Young eventually became an instructor in journalism at Penn State University Behrend in 2005. She taught Radio recording classes, and helped create Behrend’s first online radio station for the campus. Young taught at Penn State University Behrend for nine years until May 2014 when she left to join the College at Brockport, where she launched Brockport’s first multimedia journalism concentration.
Kayla Green a former student of Professor Young said, “Kim has added her touch to the department and created a new and fresh vibe.” According to The College at Brockport’s journalism and broadcasting department website Young “chose to come to Brockport because of the exciting potential of the journalism program, the dynamic faculty, the energy and enthusiasm of the students, and her abiding dedication to and love for the SUNY system.” Young’s impact as a professor was not only touched by the students at Penn State University at Behrend but by the students of Brockport and the Rochester community itself.
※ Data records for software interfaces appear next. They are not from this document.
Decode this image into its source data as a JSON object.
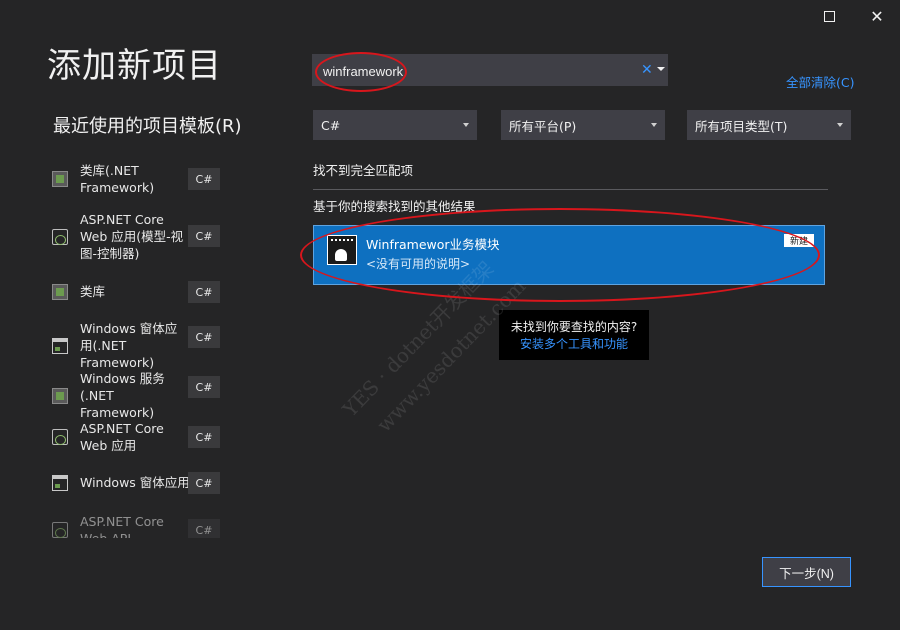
{
  "dialog": {
    "title": "添加新项目",
    "recent_heading": "最近使用的项目模板(R)",
    "clear_all": "全部清除(C)",
    "next_label": "下一步(N)"
  },
  "search": {
    "value": "winframework",
    "placeholder": ""
  },
  "filters": {
    "language": "C#",
    "platform": "所有平台(P)",
    "project_type": "所有项目类型(T)"
  },
  "results": {
    "no_match": "找不到完全匹配项",
    "other_results": "基于你的搜索找到的其他结果",
    "items": [
      {
        "name": "Winframewor业务模块",
        "description": "<没有可用的说明>",
        "badge": "新建",
        "icon": "template-icon"
      }
    ]
  },
  "help": {
    "question": "未找到你要查找的内容?",
    "link": "安装多个工具和功能"
  },
  "recent_templates": [
    {
      "label": "类库(.NET Framework)",
      "lang": "C#",
      "icon": "class-library-icon"
    },
    {
      "label": "ASP.NET Core Web 应用(模型-视图-控制器)",
      "lang": "C#",
      "icon": "web-app-icon"
    },
    {
      "label": "类库",
      "lang": "C#",
      "icon": "class-library-icon"
    },
    {
      "label": "Windows 窗体应用(.NET Framework)",
      "lang": "C#",
      "icon": "windows-form-icon"
    },
    {
      "label": "Windows 服务(.NET Framework)",
      "lang": "C#",
      "icon": "windows-service-icon"
    },
    {
      "label": "ASP.NET Core Web 应用",
      "lang": "C#",
      "icon": "web-app-icon"
    },
    {
      "label": "Windows 窗体应用",
      "lang": "C#",
      "icon": "windows-form-icon"
    },
    {
      "label": "ASP.NET Core Web API",
      "lang": "C#",
      "icon": "web-api-icon"
    }
  ],
  "watermark": [
    "YES · dotnet开发框架",
    "www.yesdotnet.com"
  ],
  "colors": {
    "background": "#252526",
    "accent": "#3794ff",
    "selected": "#0e70c0",
    "annotation": "#d8161c"
  }
}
Kayla Green a reporter for WROC-TV News 8 who recently graduated from The College at Brockport in December 2018 said Dr. Young is her lifelong mentor. “Kim is real with her students, and she’s tough but yet endearing at the same time. She teaches you how to succeed in the real world, not just college, and she is straight up honest with you,” Green said. Young has helped Green transition into WROC-TV when she was hired there early this year. “Kim has shared a lot about her career with me and given me insight into what to expect as a young female journalist. She taught me how to be tough and strong and become a good reporter,” Green said.
While as a student at the College at Brockport Kayla Green had Young for media performance, audio storytelling, and TV reporting. Green said Dr. Young’s media performance class helped her find her broadcast voice, gave her confidence, and allowed her to explore a passion she never had before.
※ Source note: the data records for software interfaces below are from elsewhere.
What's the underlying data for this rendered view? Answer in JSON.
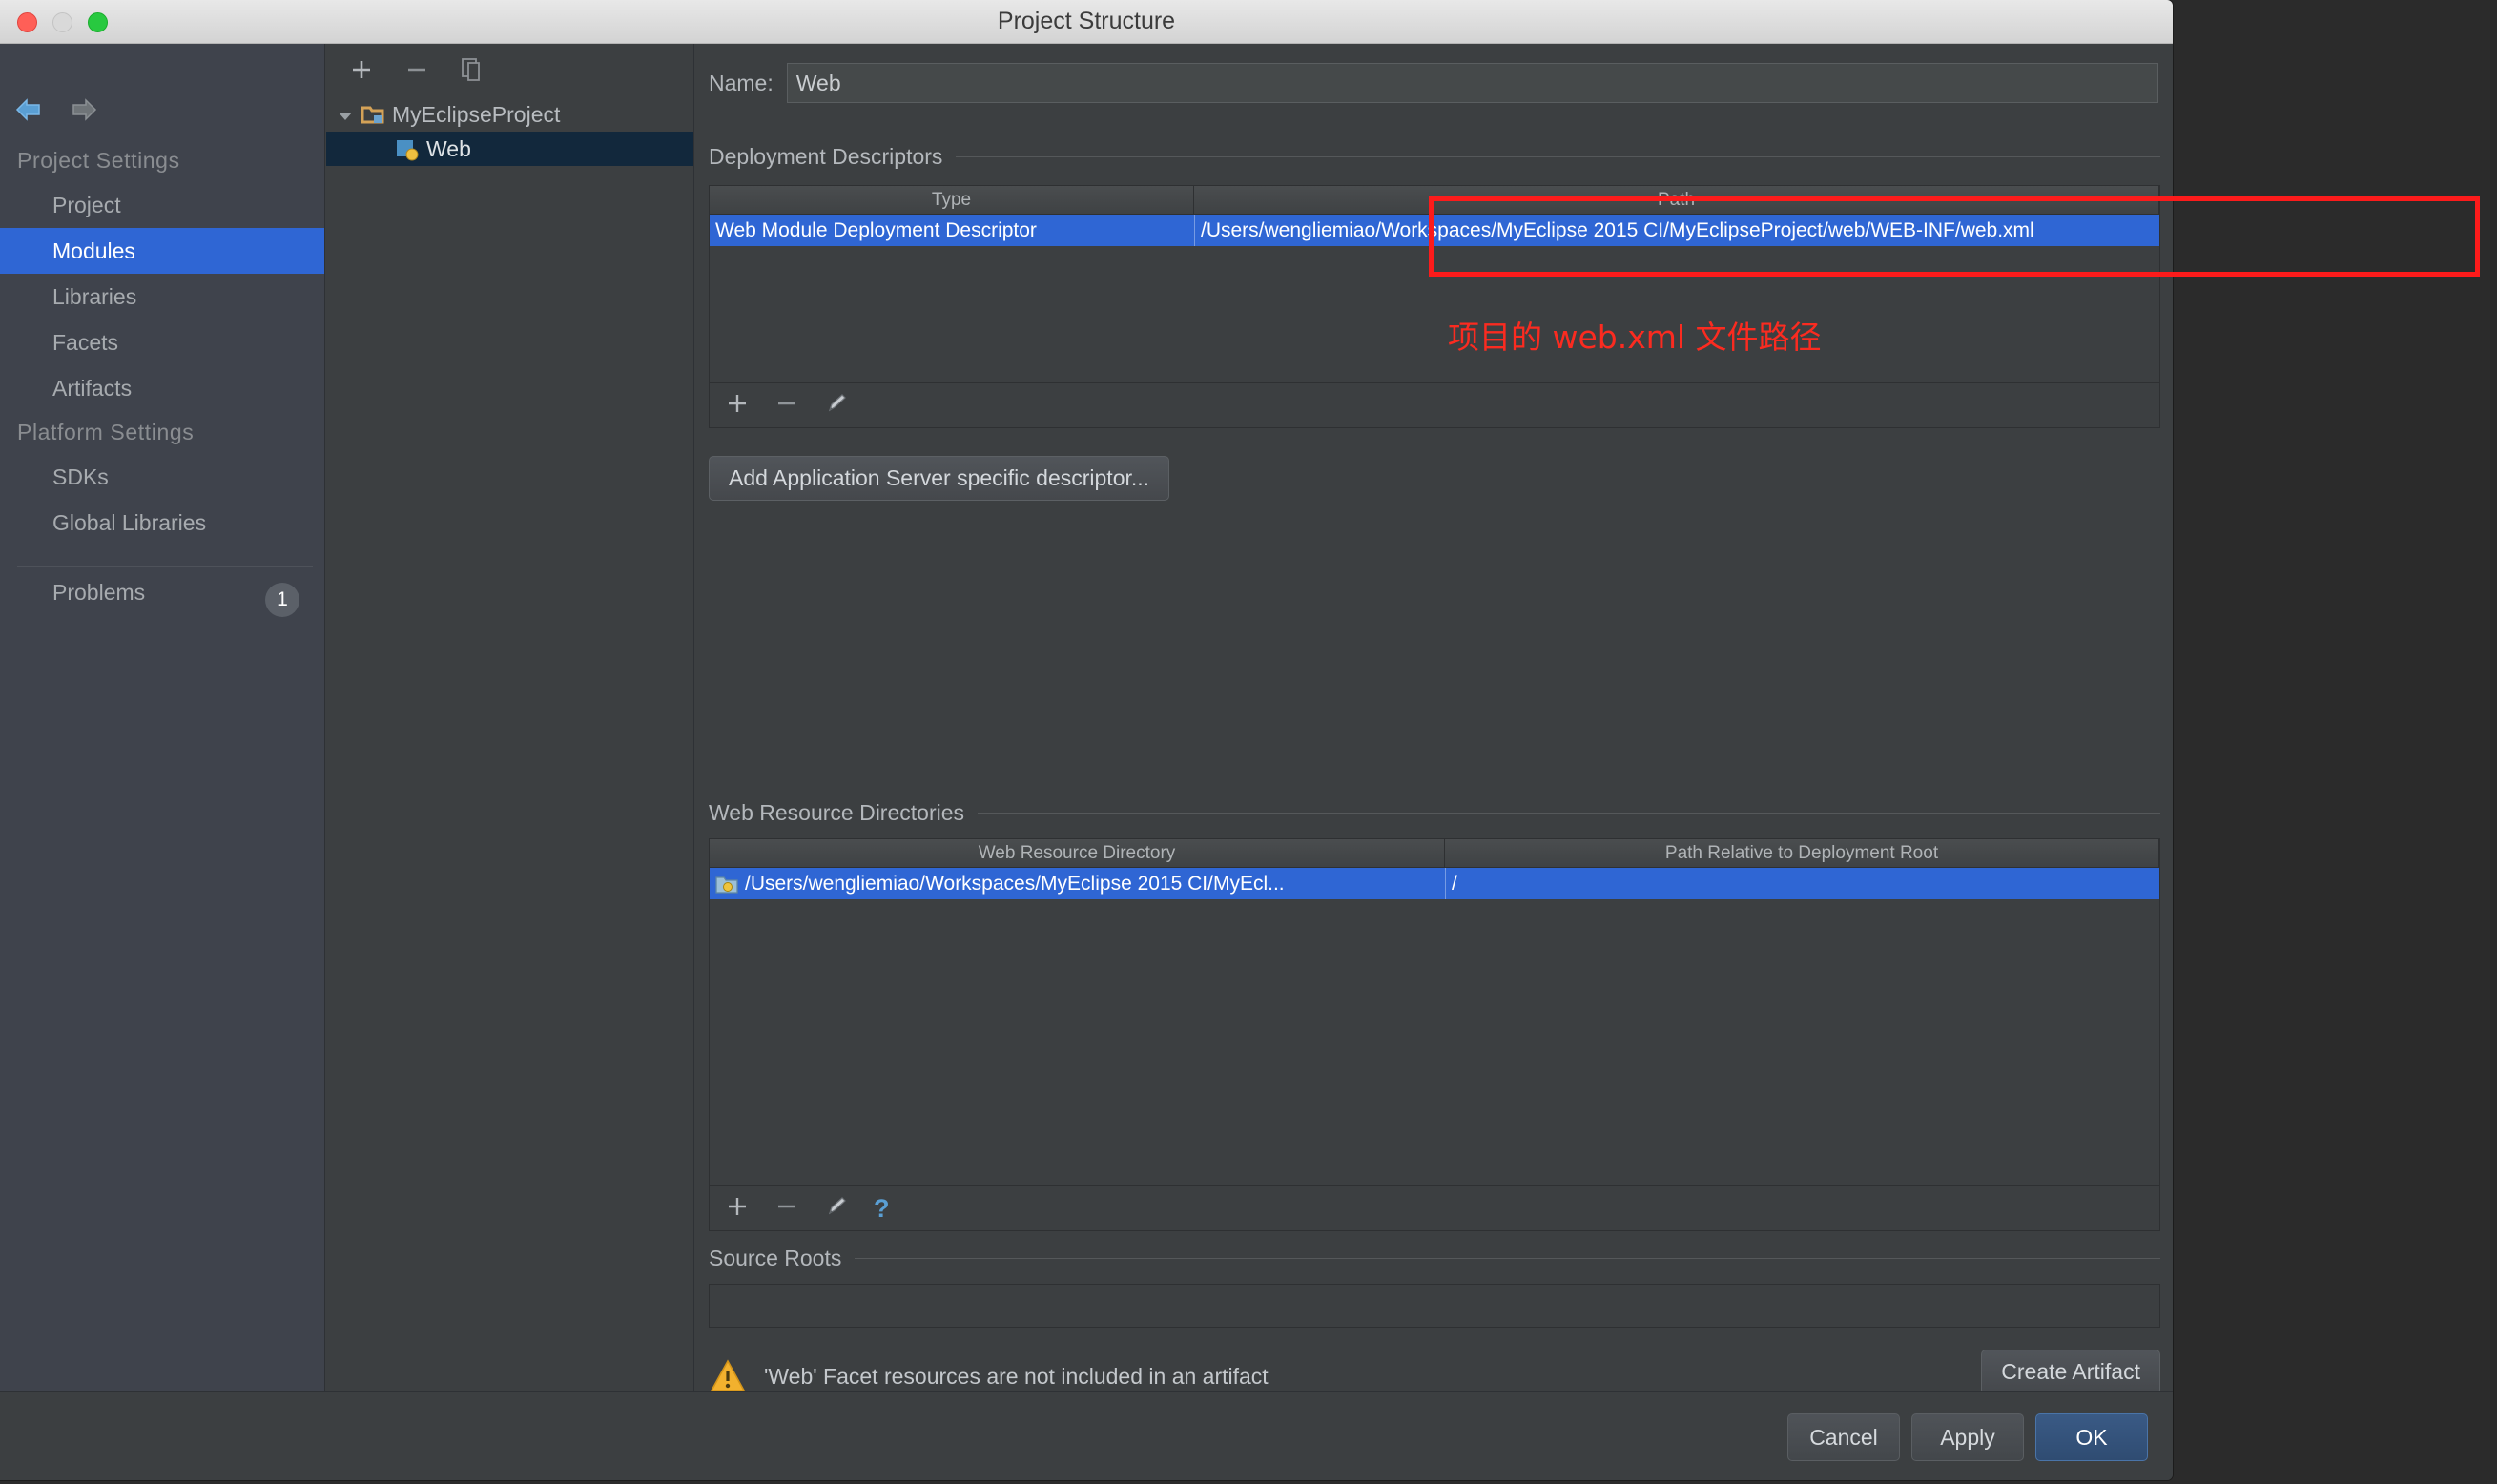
{
  "window": {
    "title": "Project Structure",
    "traffic_lights": [
      "close",
      "minimize",
      "maximize"
    ]
  },
  "sidebar": {
    "nav": {
      "back": "back-arrow",
      "forward": "forward-arrow"
    },
    "groups": [
      {
        "label": "Project Settings",
        "items": [
          {
            "label": "Project",
            "selected": false
          },
          {
            "label": "Modules",
            "selected": true
          },
          {
            "label": "Libraries",
            "selected": false
          },
          {
            "label": "Facets",
            "selected": false
          },
          {
            "label": "Artifacts",
            "selected": false
          }
        ]
      },
      {
        "label": "Platform Settings",
        "items": [
          {
            "label": "SDKs",
            "selected": false
          },
          {
            "label": "Global Libraries",
            "selected": false
          }
        ]
      }
    ],
    "problems": {
      "label": "Problems",
      "count": "1"
    },
    "help_glyph": "?"
  },
  "tree": {
    "toolbar": [
      "add-icon",
      "remove-icon",
      "copy-icon"
    ],
    "nodes": [
      {
        "label": "MyEclipseProject",
        "expanded": true,
        "selected": false,
        "icon": "module-folder-icon"
      },
      {
        "label": "Web",
        "expanded": false,
        "selected": true,
        "icon": "web-facet-icon"
      }
    ]
  },
  "main": {
    "name_field": {
      "label": "Name:",
      "value": "Web",
      "placeholder": ""
    },
    "deployment_descriptors": {
      "title": "Deployment Descriptors",
      "columns": [
        "Type",
        "Path"
      ],
      "rows": [
        {
          "type": "Web Module Deployment Descriptor",
          "path": "/Users/wengliemiao/Workspaces/MyEclipse 2015 CI/MyEclipseProject/web/WEB-INF/web.xml",
          "selected": true
        }
      ],
      "toolbar": [
        "add-icon",
        "remove-icon",
        "edit-pencil-icon"
      ],
      "add_server_descriptor_button": "Add Application Server specific descriptor..."
    },
    "web_resource_directories": {
      "title": "Web Resource Directories",
      "columns": [
        "Web Resource Directory",
        "Path Relative to Deployment Root"
      ],
      "rows": [
        {
          "directory": "/Users/wengliemiao/Workspaces/MyEclipse 2015 CI/MyEcl...",
          "relative_path": "/",
          "selected": true,
          "icon": "folder-web-icon"
        }
      ],
      "toolbar": [
        "add-icon",
        "remove-icon",
        "edit-pencil-icon",
        "help-icon"
      ]
    },
    "source_roots": {
      "title": "Source Roots"
    },
    "warning": {
      "icon": "warning-triangle-icon",
      "text": "'Web' Facet resources are not included in an artifact",
      "action_button": "Create Artifact"
    }
  },
  "footer": {
    "buttons": [
      {
        "label": "Cancel",
        "primary": false
      },
      {
        "label": "Apply",
        "primary": false
      },
      {
        "label": "OK",
        "primary": true
      }
    ]
  },
  "annotation": {
    "note": "项目的 web.xml 文件路径",
    "color": "#fb2b20"
  }
}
The reason that Young has had an impact on the Rochester community is because of the time she takes to help students with questions and advice. Green said that Young helped her at every moment. “She has helped me so much with scripts and stories as well as with making life decisions such as what internships and jobs to apply for,” Green added. Young’s impact runs deep in this area because of the lives she has touched throughout her career as a journalist, professor, mentor, mother and friend.